• **The problem**: Tally the lines of the data below that contain the string "true". Give the tally and nothing else.

Excerpts from an interface dataset:

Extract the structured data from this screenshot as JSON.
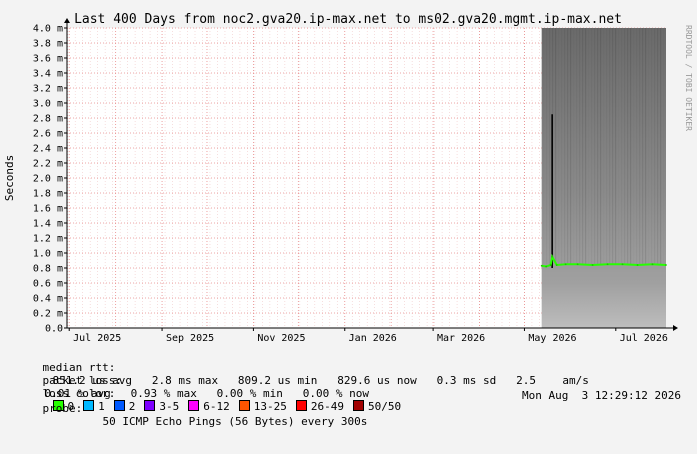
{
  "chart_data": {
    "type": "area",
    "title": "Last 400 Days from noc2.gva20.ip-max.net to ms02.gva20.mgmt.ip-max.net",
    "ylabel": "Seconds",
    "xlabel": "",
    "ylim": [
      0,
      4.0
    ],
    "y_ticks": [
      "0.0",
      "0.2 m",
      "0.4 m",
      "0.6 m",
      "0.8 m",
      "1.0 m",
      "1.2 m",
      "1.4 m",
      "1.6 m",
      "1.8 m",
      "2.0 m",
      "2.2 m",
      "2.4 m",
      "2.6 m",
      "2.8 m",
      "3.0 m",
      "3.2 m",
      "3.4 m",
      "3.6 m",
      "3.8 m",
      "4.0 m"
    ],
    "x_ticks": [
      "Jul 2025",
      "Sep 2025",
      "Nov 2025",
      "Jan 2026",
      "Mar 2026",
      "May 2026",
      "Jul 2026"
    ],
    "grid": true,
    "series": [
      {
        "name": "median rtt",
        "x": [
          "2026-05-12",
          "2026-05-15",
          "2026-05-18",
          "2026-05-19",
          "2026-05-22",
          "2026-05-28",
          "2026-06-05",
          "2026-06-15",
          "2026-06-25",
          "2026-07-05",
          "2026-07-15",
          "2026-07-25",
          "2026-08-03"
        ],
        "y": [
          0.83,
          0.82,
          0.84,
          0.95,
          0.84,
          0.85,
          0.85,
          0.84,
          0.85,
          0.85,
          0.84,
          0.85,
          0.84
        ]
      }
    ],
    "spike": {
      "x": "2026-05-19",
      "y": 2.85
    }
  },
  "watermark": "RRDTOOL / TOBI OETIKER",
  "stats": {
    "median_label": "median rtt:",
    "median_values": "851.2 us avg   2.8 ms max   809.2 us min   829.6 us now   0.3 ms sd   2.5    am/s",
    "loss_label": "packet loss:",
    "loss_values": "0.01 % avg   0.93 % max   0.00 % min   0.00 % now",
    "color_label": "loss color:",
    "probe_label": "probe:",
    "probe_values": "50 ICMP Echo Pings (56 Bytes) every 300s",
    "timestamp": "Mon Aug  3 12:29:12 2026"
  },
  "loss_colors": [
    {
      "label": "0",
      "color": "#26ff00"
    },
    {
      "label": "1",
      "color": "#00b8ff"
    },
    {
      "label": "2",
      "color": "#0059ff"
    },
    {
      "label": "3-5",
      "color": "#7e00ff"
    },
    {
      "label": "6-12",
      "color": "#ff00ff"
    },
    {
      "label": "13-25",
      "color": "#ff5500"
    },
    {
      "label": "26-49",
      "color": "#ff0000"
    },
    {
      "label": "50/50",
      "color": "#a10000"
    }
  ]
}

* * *

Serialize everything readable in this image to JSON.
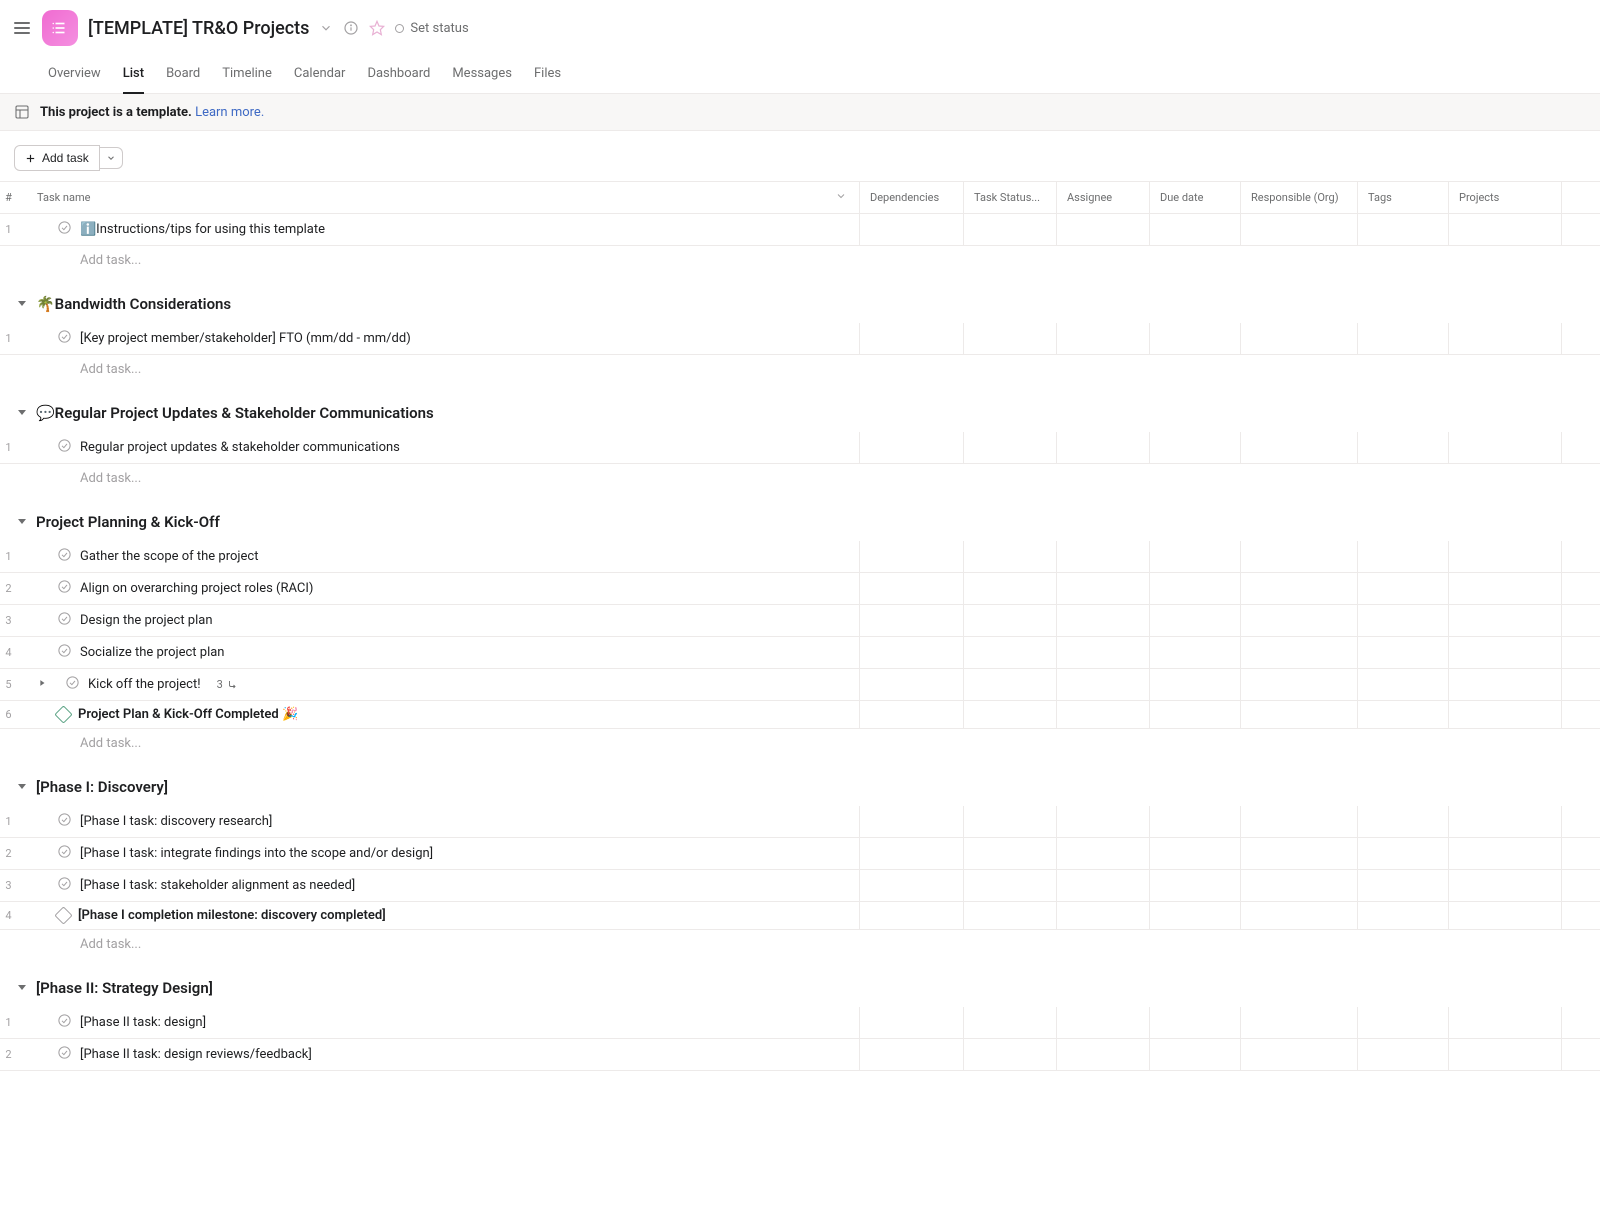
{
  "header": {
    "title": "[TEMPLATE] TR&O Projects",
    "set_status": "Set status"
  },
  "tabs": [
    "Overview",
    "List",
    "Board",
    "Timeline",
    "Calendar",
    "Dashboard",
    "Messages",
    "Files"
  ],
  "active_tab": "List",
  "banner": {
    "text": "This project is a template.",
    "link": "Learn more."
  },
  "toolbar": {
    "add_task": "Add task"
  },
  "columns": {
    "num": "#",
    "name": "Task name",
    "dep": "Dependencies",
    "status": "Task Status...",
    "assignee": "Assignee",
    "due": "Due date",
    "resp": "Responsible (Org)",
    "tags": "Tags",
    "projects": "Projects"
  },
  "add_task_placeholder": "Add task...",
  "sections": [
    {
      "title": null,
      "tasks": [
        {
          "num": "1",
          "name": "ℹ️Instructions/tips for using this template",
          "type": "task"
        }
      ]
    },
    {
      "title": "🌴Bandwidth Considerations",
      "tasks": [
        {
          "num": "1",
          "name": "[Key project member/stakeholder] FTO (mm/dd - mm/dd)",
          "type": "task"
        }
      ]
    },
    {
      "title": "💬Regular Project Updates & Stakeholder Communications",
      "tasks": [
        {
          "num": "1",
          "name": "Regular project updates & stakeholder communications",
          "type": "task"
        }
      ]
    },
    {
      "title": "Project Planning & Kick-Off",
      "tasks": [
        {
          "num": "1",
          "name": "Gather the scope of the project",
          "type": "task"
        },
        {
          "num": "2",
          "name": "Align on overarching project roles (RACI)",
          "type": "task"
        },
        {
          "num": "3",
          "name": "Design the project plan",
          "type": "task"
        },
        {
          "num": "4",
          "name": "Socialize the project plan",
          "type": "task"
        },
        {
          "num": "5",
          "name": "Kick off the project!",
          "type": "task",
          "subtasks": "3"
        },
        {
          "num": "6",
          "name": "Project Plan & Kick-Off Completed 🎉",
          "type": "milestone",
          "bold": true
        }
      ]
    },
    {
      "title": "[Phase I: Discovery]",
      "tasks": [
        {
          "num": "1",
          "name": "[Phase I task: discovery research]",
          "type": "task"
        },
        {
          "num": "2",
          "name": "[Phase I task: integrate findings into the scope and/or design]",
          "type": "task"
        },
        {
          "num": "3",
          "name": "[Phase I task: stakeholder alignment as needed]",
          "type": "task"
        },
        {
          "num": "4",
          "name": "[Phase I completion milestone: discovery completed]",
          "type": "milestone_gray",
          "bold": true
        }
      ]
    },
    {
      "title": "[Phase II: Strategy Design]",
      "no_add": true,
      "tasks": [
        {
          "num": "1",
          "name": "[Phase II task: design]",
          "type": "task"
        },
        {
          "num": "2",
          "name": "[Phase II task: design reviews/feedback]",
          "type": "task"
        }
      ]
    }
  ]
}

• **Your solution**: 4